• Your assignment: Below are records. Copy every line with "this" in it.

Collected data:
§

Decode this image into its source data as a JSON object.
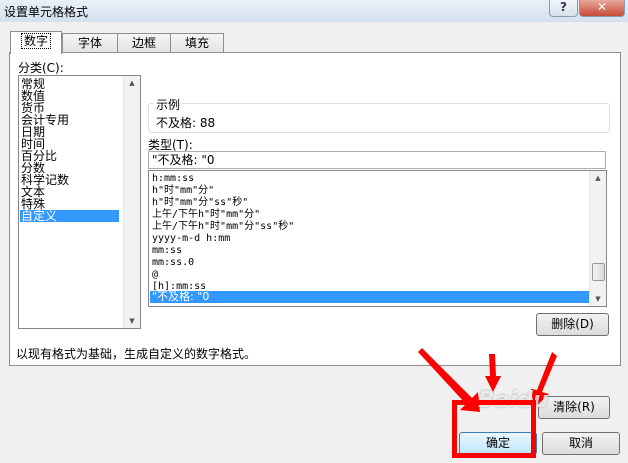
{
  "window": {
    "title": "设置单元格格式",
    "help_glyph": "?",
    "close_glyph": "✕"
  },
  "tabs": [
    {
      "label": "数字",
      "active": true
    },
    {
      "label": "字体",
      "active": false
    },
    {
      "label": "边框",
      "active": false
    },
    {
      "label": "填充",
      "active": false
    }
  ],
  "category": {
    "label": "分类(C):",
    "items": [
      "常规",
      "数值",
      "货币",
      "会计专用",
      "日期",
      "时间",
      "百分比",
      "分数",
      "科学记数",
      "文本",
      "特殊",
      "自定义"
    ],
    "selected": "自定义"
  },
  "sample": {
    "label": "示例",
    "value": "不及格: 88"
  },
  "type": {
    "label": "类型(T):",
    "input_value": "\"不及格: \"0",
    "items": [
      "h:mm:ss",
      "h\"时\"mm\"分\"",
      "h\"时\"mm\"分\"ss\"秒\"",
      "上午/下午h\"时\"mm\"分\"",
      "上午/下午h\"时\"mm\"分\"ss\"秒\"",
      "yyyy-m-d h:mm",
      "mm:ss",
      "mm:ss.0",
      "@",
      "[h]:mm:ss",
      "\"不及格: \"0"
    ],
    "selected": "\"不及格: \"0"
  },
  "buttons": {
    "delete": "删除(D)",
    "clear": "清除(R)",
    "ok": "确定",
    "cancel": "取消"
  },
  "description": "以现有格式为基础，生成自定义的数字格式。",
  "scroll_arrows": {
    "up": "▲",
    "down": "▼"
  },
  "watermark": "Baidu"
}
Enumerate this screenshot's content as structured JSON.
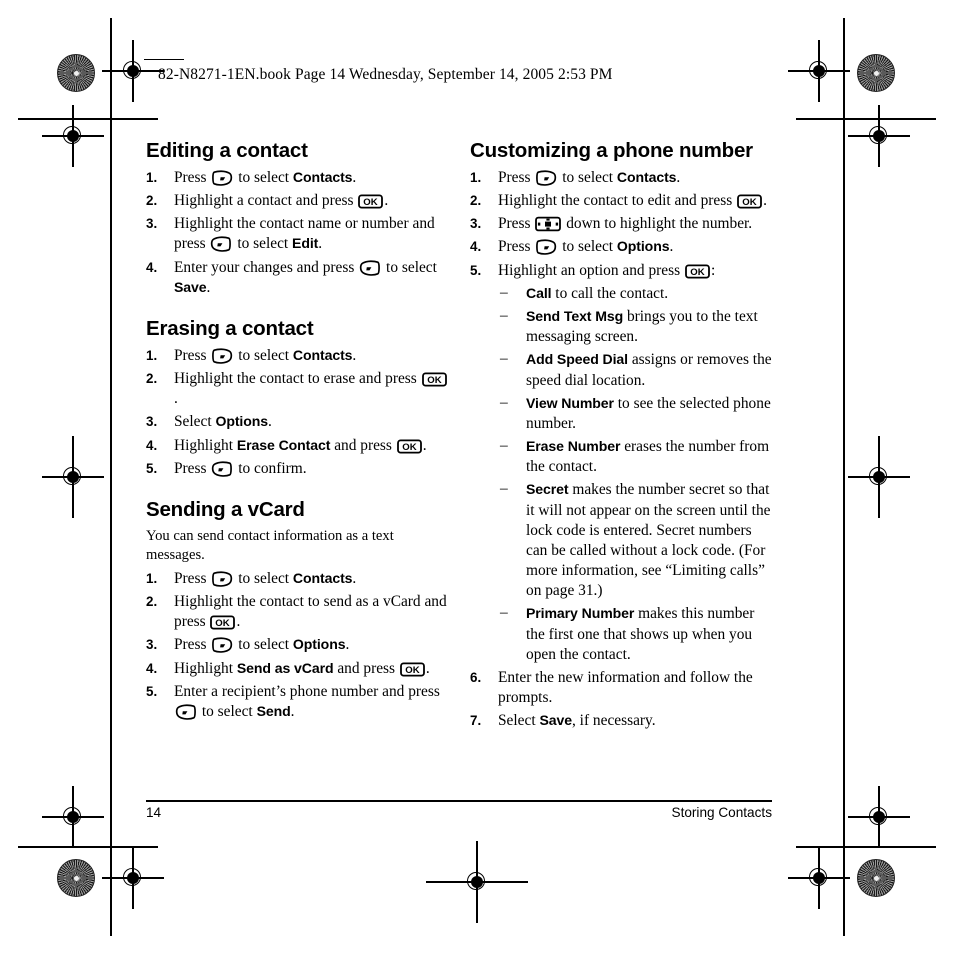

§

• Expected answer:
Decode this image into its source data as a JSON object.
Enumerate this screenshot's content as structured JSON.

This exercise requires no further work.